## [INSTRUCTIONS FOR THE TASK]
A faithful copy of all the records is needed, with the pictures omitted.

## [INPUT RECORDS]
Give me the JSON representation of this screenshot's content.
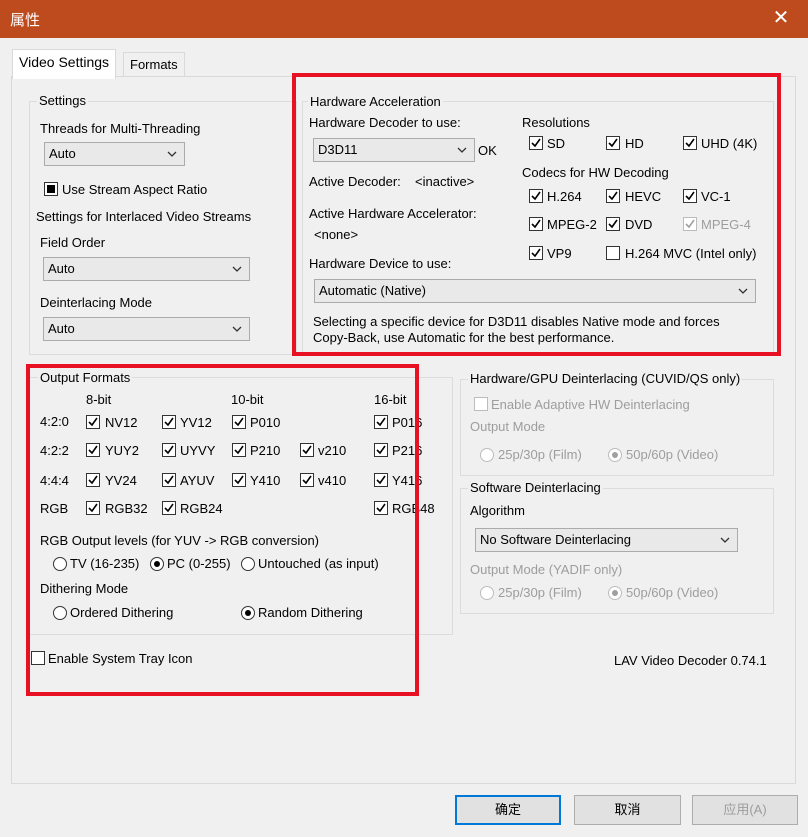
{
  "window": {
    "title": "属性"
  },
  "tabs": [
    {
      "label": "Video Settings"
    },
    {
      "label": "Formats"
    }
  ],
  "settings": {
    "title": "Settings",
    "threads_label": "Threads for Multi-Threading",
    "threads_value": "Auto",
    "aspect_ratio_label": "Use Stream Aspect Ratio",
    "interlaced_label": "Settings for Interlaced Video Streams",
    "field_order_label": "Field Order",
    "field_order_value": "Auto",
    "deint_mode_label": "Deinterlacing Mode",
    "deint_mode_value": "Auto"
  },
  "hw": {
    "title": "Hardware Acceleration",
    "decoder_label": "Hardware Decoder to use:",
    "decoder_value": "D3D11",
    "decoder_status": "OK",
    "active_decoder_label": "Active Decoder:",
    "active_decoder_value": "<inactive>",
    "active_accel_label": "Active Hardware Accelerator:",
    "active_accel_value": "<none>",
    "device_label": "Hardware Device to use:",
    "device_value": "Automatic (Native)",
    "note": "Selecting a specific device for D3D11 disables Native mode and forces Copy-Back, use Automatic for the best performance.",
    "resolutions_label": "Resolutions",
    "res": {
      "sd": "SD",
      "hd": "HD",
      "uhd": "UHD (4K)"
    },
    "codecs_label": "Codecs for HW Decoding",
    "codec": {
      "h264": "H.264",
      "hevc": "HEVC",
      "vc1": "VC-1",
      "mpeg2": "MPEG-2",
      "dvd": "DVD",
      "mpeg4": "MPEG-4",
      "vp9": "VP9",
      "h264mvc": "H.264 MVC (Intel only)"
    }
  },
  "output": {
    "title": "Output Formats",
    "cols": {
      "b8": "8-bit",
      "b10": "10-bit",
      "b16": "16-bit"
    },
    "rows": {
      "r420": "4:2:0",
      "r422": "4:2:2",
      "r444": "4:4:4",
      "rgb": "RGB"
    },
    "fmt": {
      "nv12": "NV12",
      "yv12": "YV12",
      "p010": "P010",
      "p016": "P016",
      "yuy2": "YUY2",
      "uyvy": "UYVY",
      "p210": "P210",
      "v210": "v210",
      "p216": "P216",
      "yv24": "YV24",
      "ayuv": "AYUV",
      "y410": "Y410",
      "v410": "v410",
      "y416": "Y416",
      "rgb32": "RGB32",
      "rgb24": "RGB24",
      "rgb48": "RGB48"
    },
    "levels_label": "RGB Output levels (for YUV -> RGB conversion)",
    "levels": {
      "tv": "TV (16-235)",
      "pc": "PC (0-255)",
      "untouched": "Untouched (as input)"
    },
    "dither_label": "Dithering Mode",
    "dither": {
      "ordered": "Ordered Dithering",
      "random": "Random Dithering"
    }
  },
  "tray_label": "Enable System Tray Icon",
  "gpu_deint": {
    "title": "Hardware/GPU Deinterlacing (CUVID/QS only)",
    "adaptive_label": "Enable Adaptive HW Deinterlacing",
    "output_mode_label": "Output Mode",
    "film": "25p/30p (Film)",
    "video": "50p/60p (Video)"
  },
  "sw_deint": {
    "title": "Software Deinterlacing",
    "algorithm_label": "Algorithm",
    "algorithm_value": "No Software Deinterlacing",
    "output_mode_label": "Output Mode (YADIF only)",
    "film": "25p/30p (Film)",
    "video": "50p/60p (Video)"
  },
  "version": "LAV Video Decoder 0.74.1",
  "buttons": {
    "ok": "确定",
    "cancel": "取消",
    "apply": "应用(A)"
  },
  "colors": {
    "titlebar": "#bd4b1e",
    "highlight": "#e81123",
    "default_button_border": "#0078d7"
  }
}
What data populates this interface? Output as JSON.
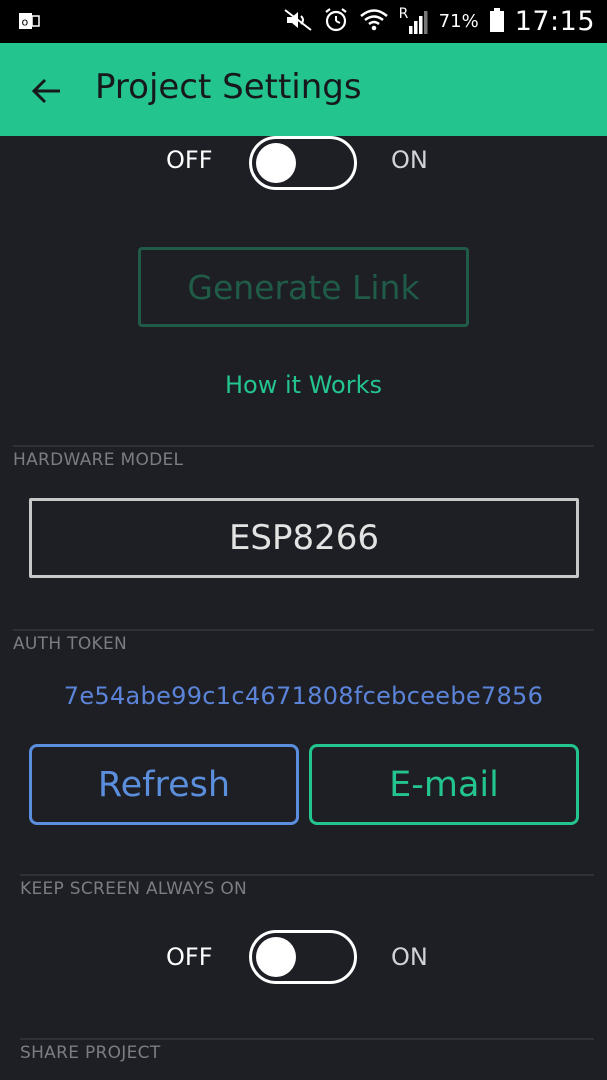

## [EXERCISE ANSWER]
Give me the JSON representation of this screenshot's content.
{
  "window": {
    "title": "属性"
  },
  "tabs": [
    {
      "label": "Video Settings"
    },
    {
      "label": "Formats"
    }
  ],
  "settings": {
    "title": "Settings",
    "threads_label": "Threads for Multi-Threading",
    "threads_value": "Auto",
    "aspect_ratio_label": "Use Stream Aspect Ratio",
    "interlaced_label": "Settings for Interlaced Video Streams",
    "field_order_label": "Field Order",
    "field_order_value": "Auto",
    "deint_mode_label": "Deinterlacing Mode",
    "deint_mode_value": "Auto"
  },
  "hw": {
    "title": "Hardware Acceleration",
    "decoder_label": "Hardware Decoder to use:",
    "decoder_value": "D3D11",
    "decoder_status": "OK",
    "active_decoder_label": "Active Decoder:",
    "active_decoder_value": "<inactive>",
    "active_accel_label": "Active Hardware Accelerator:",
    "active_accel_value": "<none>",
    "device_label": "Hardware Device to use:",
    "device_value": "Automatic (Native)",
    "note": "Selecting a specific device for D3D11 disables Native mode and forces Copy-Back, use Automatic for the best performance.",
    "resolutions_label": "Resolutions",
    "res": {
      "sd": "SD",
      "hd": "HD",
      "uhd": "UHD (4K)"
    },
    "codecs_label": "Codecs for HW Decoding",
    "codec": {
      "h264": "H.264",
      "hevc": "HEVC",
      "vc1": "VC-1",
      "mpeg2": "MPEG-2",
      "dvd": "DVD",
      "mpeg4": "MPEG-4",
      "vp9": "VP9",
      "h264mvc": "H.264 MVC (Intel only)"
    }
  },
  "output": {
    "title": "Output Formats",
    "cols": {
      "b8": "8-bit",
      "b10": "10-bit",
      "b16": "16-bit"
    },
    "rows": {
      "r420": "4:2:0",
      "r422": "4:2:2",
      "r444": "4:4:4",
      "rgb": "RGB"
    },
    "fmt": {
      "nv12": "NV12",
      "yv12": "YV12",
      "p010": "P010",
      "p016": "P016",
      "yuy2": "YUY2",
      "uyvy": "UYVY",
      "p210": "P210",
      "v210": "v210",
      "p216": "P216",
      "yv24": "YV24",
      "ayuv": "AYUV",
      "y410": "Y410",
      "v410": "v410",
      "y416": "Y416",
      "rgb32": "RGB32",
      "rgb24": "RGB24",
      "rgb48": "RGB48"
    },
    "levels_label": "RGB Output levels (for YUV -> RGB conversion)",
    "levels": {
      "tv": "TV (16-235)",
      "pc": "PC (0-255)",
      "untouched": "Untouched (as input)"
    },
    "dither_label": "Dithering Mode",
    "dither": {
      "ordered": "Ordered Dithering",
      "random": "Random Dithering"
    }
  },
  "tray_label": "Enable System Tray Icon",
  "gpu_deint": {
    "title": "Hardware/GPU Deinterlacing (CUVID/QS only)",
    "adaptive_label": "Enable Adaptive HW Deinterlacing",
    "output_mode_label": "Output Mode",
    "film": "25p/30p (Film)",
    "video": "50p/60p (Video)"
  },
  "sw_deint": {
    "title": "Software Deinterlacing",
    "algorithm_label": "Algorithm",
    "algorithm_value": "No Software Deinterlacing",
    "output_mode_label": "Output Mode (YADIF only)",
    "film": "25p/30p (Film)",
    "video": "50p/60p (Video)"
  },
  "version": "LAV Video Decoder 0.74.1",
  "buttons": {
    "ok": "确定",
    "cancel": "取消",
    "apply": "应用(A)"
  },
  "colors": {
    "titlebar": "#bd4b1e",
    "highlight": "#e81123",
    "default_button_border": "#0078d7"
  }
}
What data populates this interface? Output as JSON.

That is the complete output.